Jones County, NC – Perhaps you have heard or read about our quaint Southern custom of a special meal on New Year's Day. We fix big pots of collard greens, black eye peas, and corn bread hot from the oven to insure a lucky and prosperous New Year. I have seen in the newspaper the explanation that the peas are coins, the collards are folding money, and the cornbread is gold. I wonder if this was an after the fact surmise.
This celebration was part of my childhood in the Deep South, observed every year without fail and without discussion. It was just what people did on New Year's Day.
I took the tradition into my own family after I married, and my children have grown up eating their peas and collards and cornbread. I even introduced these foods to Long Islanders. One neighbor just couldn't see how this could be party food. She thought black eye peas tasted like dirt. Her remarks got me thinking, because New Year's Day is my favorite holiday and I always give a party,
Every year I gather old friends and new friends, and family around my table. It is always a wonderful time of open hearts and generosity of spirit. Some guests speak warmly about it for months. With this experience I don't think this celebration is just about wanting money, although of course every body wants money. The important clue is that this magical meal is never eaten alone.
Try to imagine how this tradition might have arisen. Think back to not so long ago, say to before World War II, when almost all Southerners -both black and white were very poor and often malnourished. They were dirt farmers or mill workers, and times were hard. Imagine you are facing t he bleak midwinter damp and cold and deciding to celebrate anyway: You are still here, and the new year is full of promise and hope of a clean slate. What is there to cook in January? There are only some dried peas and some corn meal in the pantry and some frost-kissed collards in the garden. But you have these humble ingredients peas, meal, greens, and with high spirits and good company they become a feast!
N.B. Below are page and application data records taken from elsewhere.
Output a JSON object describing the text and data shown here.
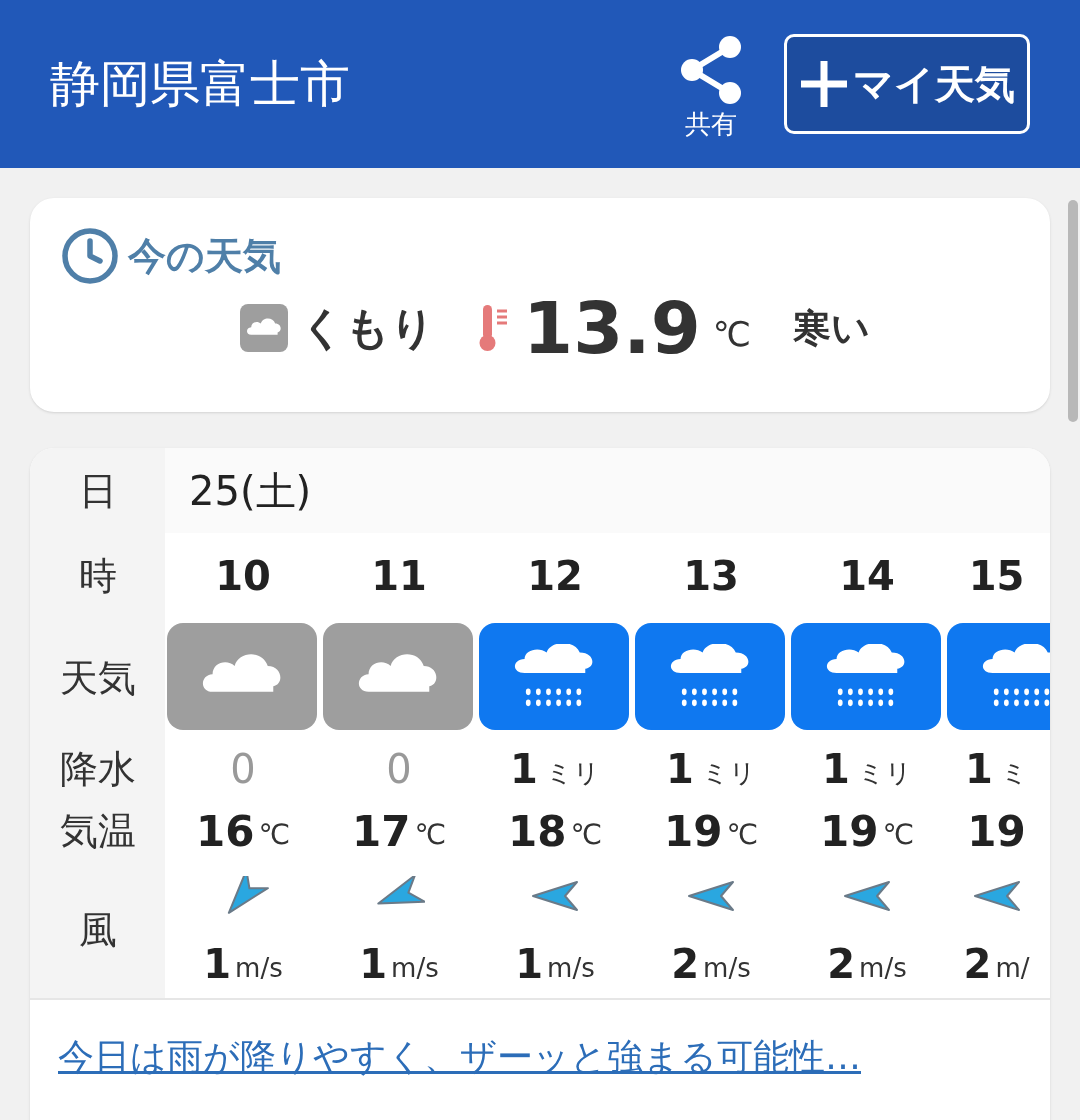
{
  "header": {
    "title": "静岡県富士市",
    "share_label": "共有",
    "my_weather_button": "マイ天気"
  },
  "now": {
    "heading": "今の天気",
    "weather": "くもり",
    "kind": "cloudy",
    "temperature": "13.9",
    "temp_unit": "℃",
    "feeling": "寒い"
  },
  "forecast": {
    "row_labels": {
      "date": "日",
      "hour": "時",
      "weather": "天気",
      "precip": "降水",
      "temp": "気温",
      "wind": "風"
    },
    "date": "25(土)",
    "hours": [
      {
        "hour": "10",
        "kind": "cloudy",
        "precip": "0",
        "temp": "16",
        "temp_unit": "℃",
        "wind": {
          "kind": "sw",
          "speed": "1",
          "unit": "m/s"
        }
      },
      {
        "hour": "11",
        "kind": "cloudy",
        "precip": "0",
        "temp": "17",
        "temp_unit": "℃",
        "wind": {
          "kind": "wsw",
          "speed": "1",
          "unit": "m/s"
        }
      },
      {
        "hour": "12",
        "kind": "rain",
        "precip": "1",
        "precip_unit": "ミリ",
        "temp": "18",
        "temp_unit": "℃",
        "wind": {
          "kind": "w",
          "speed": "1",
          "unit": "m/s"
        }
      },
      {
        "hour": "13",
        "kind": "rain",
        "precip": "1",
        "precip_unit": "ミリ",
        "temp": "19",
        "temp_unit": "℃",
        "wind": {
          "kind": "w",
          "speed": "2",
          "unit": "m/s"
        }
      },
      {
        "hour": "14",
        "kind": "rain",
        "precip": "1",
        "precip_unit": "ミリ",
        "temp": "19",
        "temp_unit": "℃",
        "wind": {
          "kind": "w",
          "speed": "2",
          "unit": "m/s"
        }
      },
      {
        "hour": "15",
        "kind": "rain",
        "precip": "1",
        "precip_unit": "ミ",
        "temp": "19",
        "wind": {
          "kind": "w",
          "speed": "2",
          "unit": "m/"
        }
      }
    ],
    "link": "今日は雨が降りやすく、ザーッと強まる可能性…"
  }
}
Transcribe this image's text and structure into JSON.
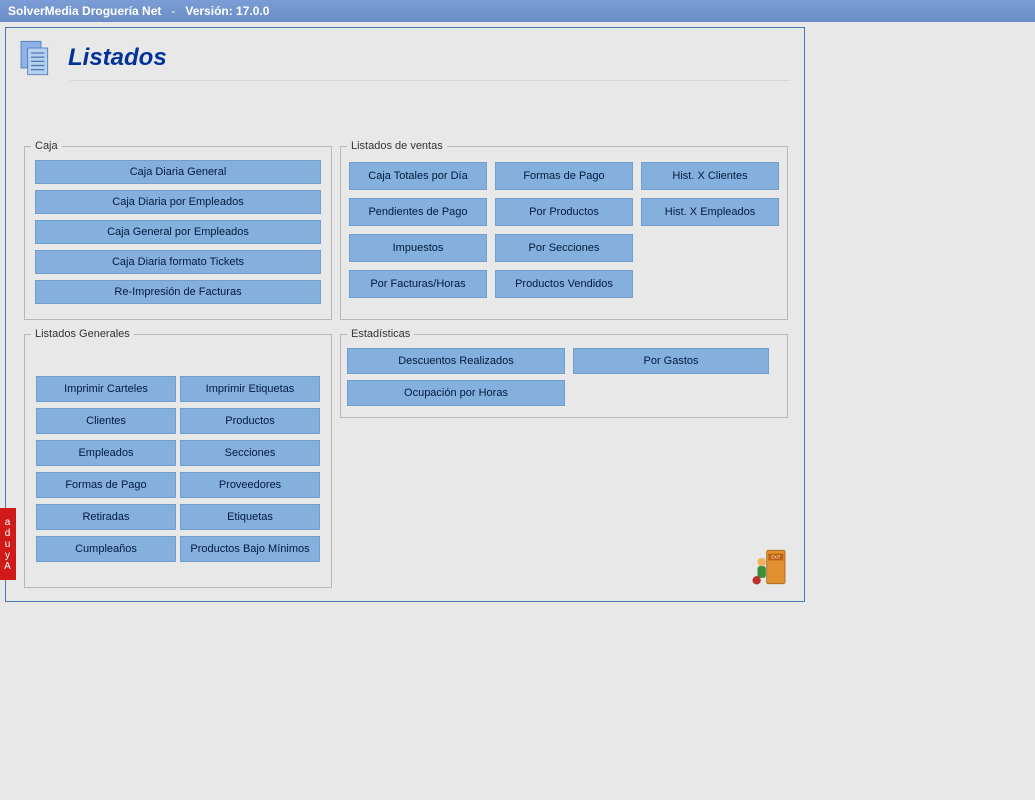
{
  "titlebar": {
    "app_name": "SolverMedia Droguería Net",
    "separator": "-",
    "version_label": "Versión: 17.0.0"
  },
  "header": {
    "title": "Listados"
  },
  "groups": {
    "caja": {
      "legend": "Caja",
      "buttons": [
        "Caja Diaria General",
        "Caja Diaria por Empleados",
        "Caja General por Empleados",
        "Caja Diaria formato Tickets",
        "Re-Impresión de Facturas"
      ]
    },
    "generales": {
      "legend": "Listados Generales",
      "rows": [
        [
          "Imprimir Carteles",
          "Imprimir Etiquetas"
        ],
        [
          "Clientes",
          "Productos"
        ],
        [
          "Empleados",
          "Secciones"
        ],
        [
          "Formas de Pago",
          "Proveedores"
        ],
        [
          "Retiradas",
          "Etiquetas"
        ],
        [
          "Cumpleaños",
          "Productos Bajo Mínimos"
        ]
      ]
    },
    "ventas": {
      "legend": "Listados de ventas",
      "cells": [
        "Caja Totales por Día",
        "Formas de Pago",
        "Hist. X Clientes",
        "Pendientes de Pago",
        "Por Productos",
        "Hist. X Empleados",
        "Impuestos",
        "Por Secciones",
        "",
        "Por Facturas/Horas",
        "Productos Vendidos",
        ""
      ]
    },
    "stats": {
      "legend": "Estadísticas",
      "descuentos": "Descuentos Realizados",
      "gastos": "Por Gastos",
      "ocupacion": "Ocupación por Horas"
    }
  },
  "sidebar": {
    "ayuda": "Ayuda"
  }
}
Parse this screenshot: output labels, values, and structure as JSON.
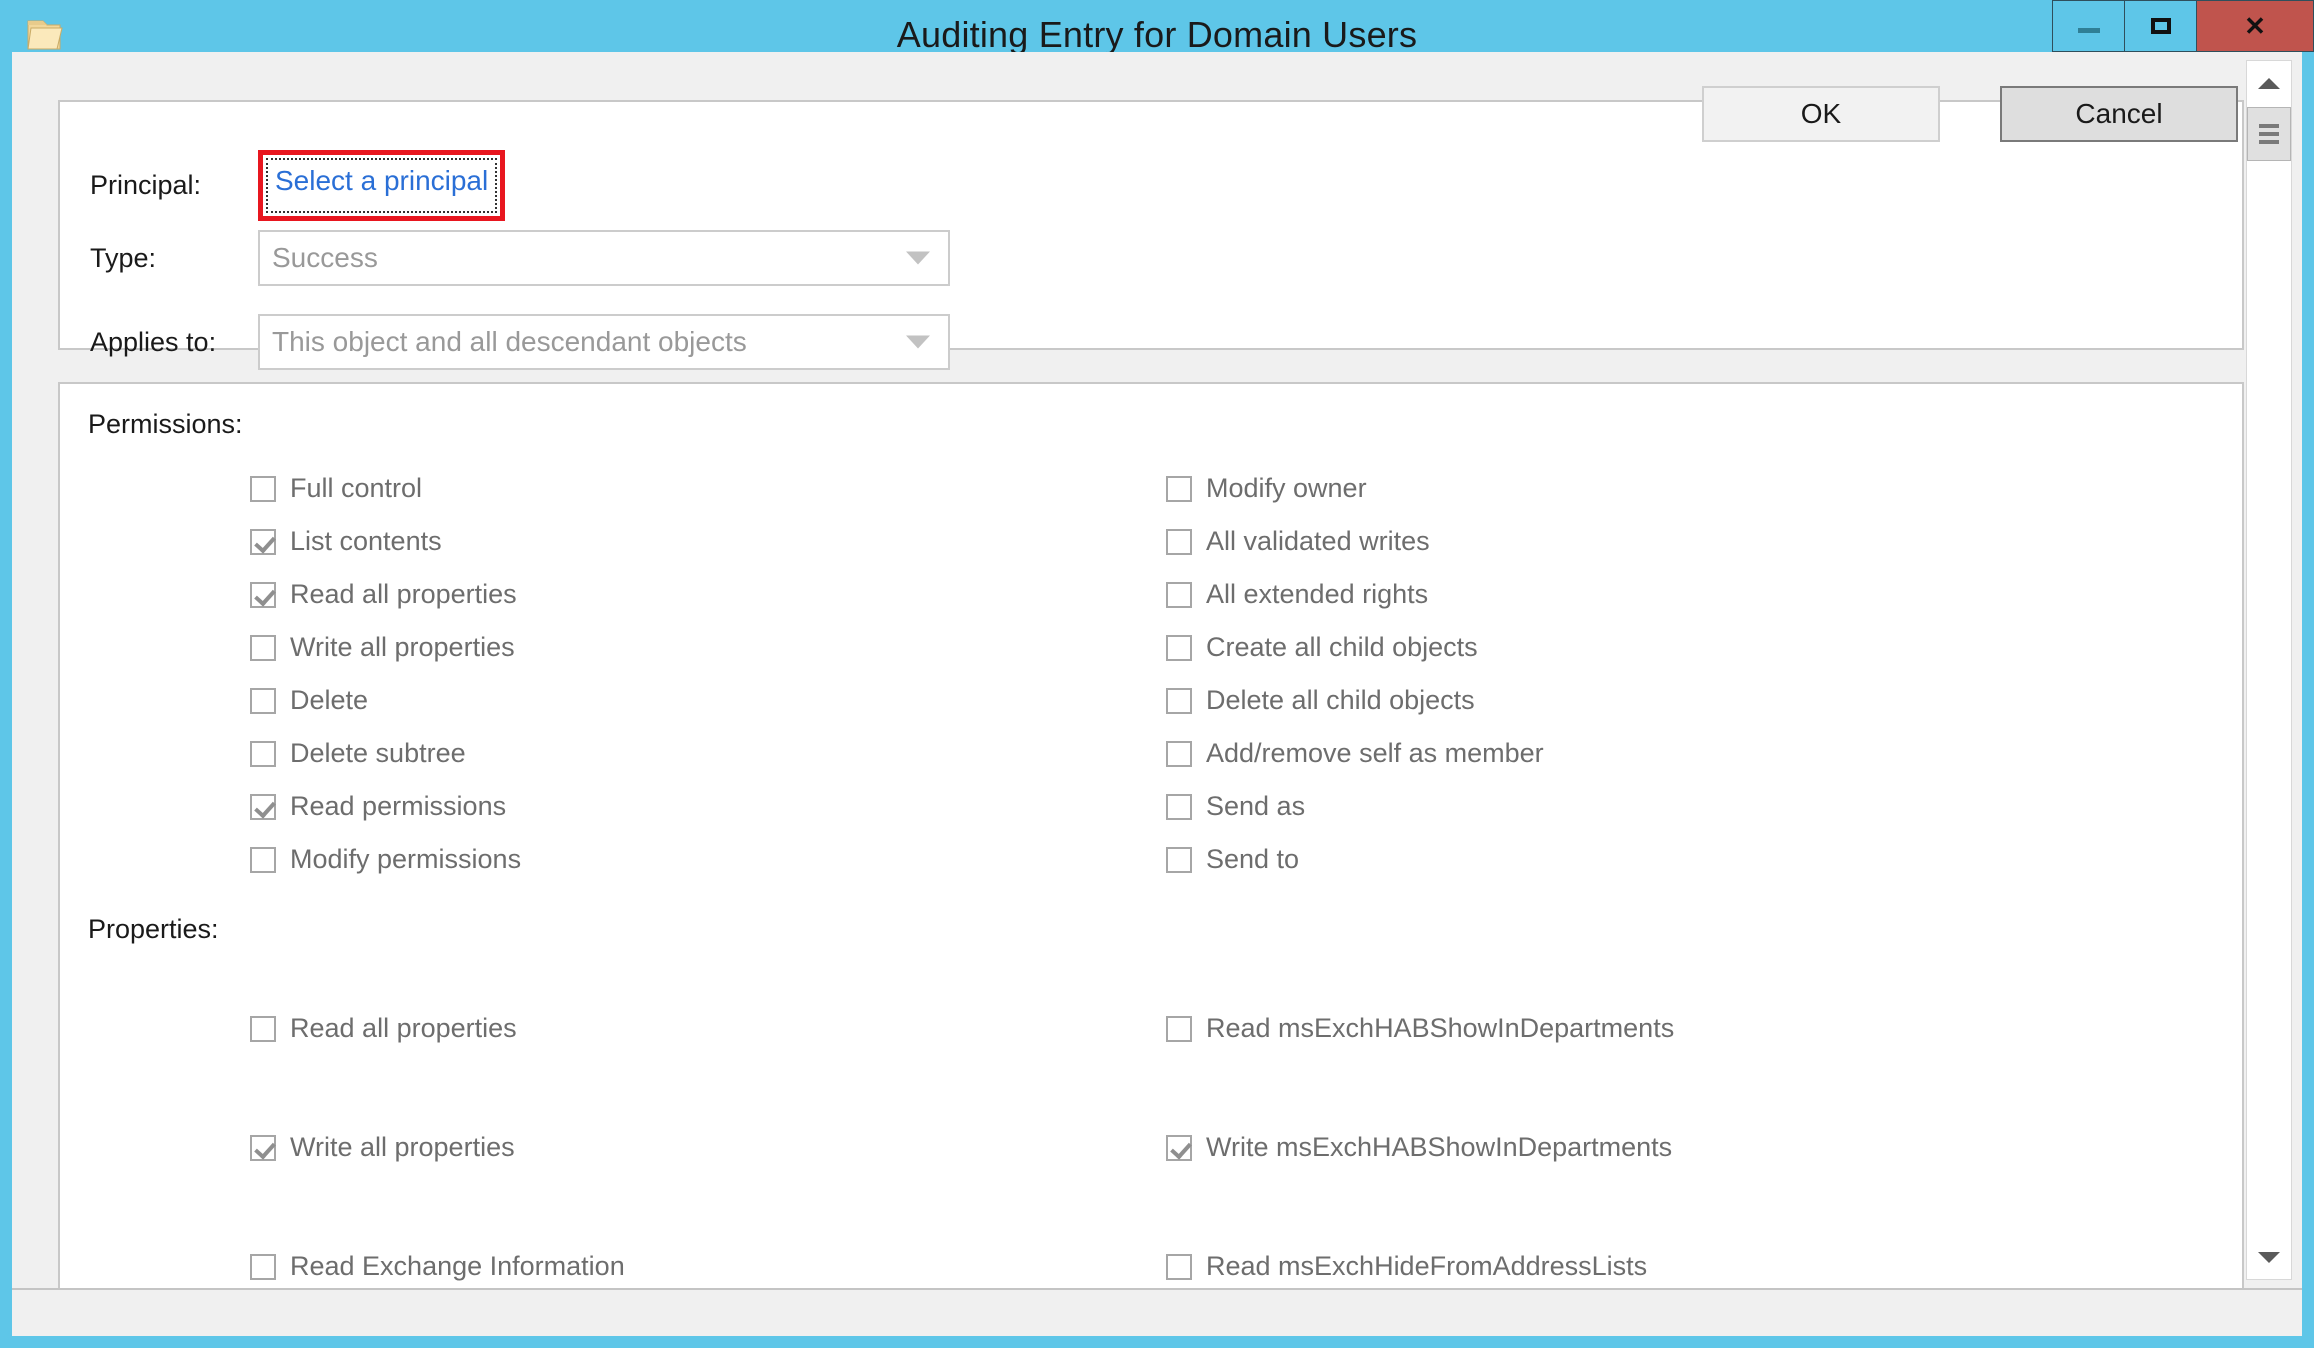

I think there is this deep meaning in black eye peas and corn bread and collards. So I will share my New Year's Day sermonette with you, because it is handy to keep in mind all year:
If you are not alone, if you have hot food and a warm welcome at the table, if you can make a feast in hard circumstances and still make merry with you friendly while sharing this simplest of food, then you are already lucky ---and rich. You know the secret. Love, sharing, and hope transform the basic fare into a feast, and everyone who shares it is blessed.
On New Year's Eve people sing Auld Lang Syne to toast the past and lost friends. But I prefer the second verse for New Year's Day because it reaches out to the here and now.
"And here's a hand, my trusty frien' /And gi'e me hand o' thine; /We'll tak' a cup o' kindness yet,/ For Auld Lang Syne."
There is no rule that you can only celebrate in January.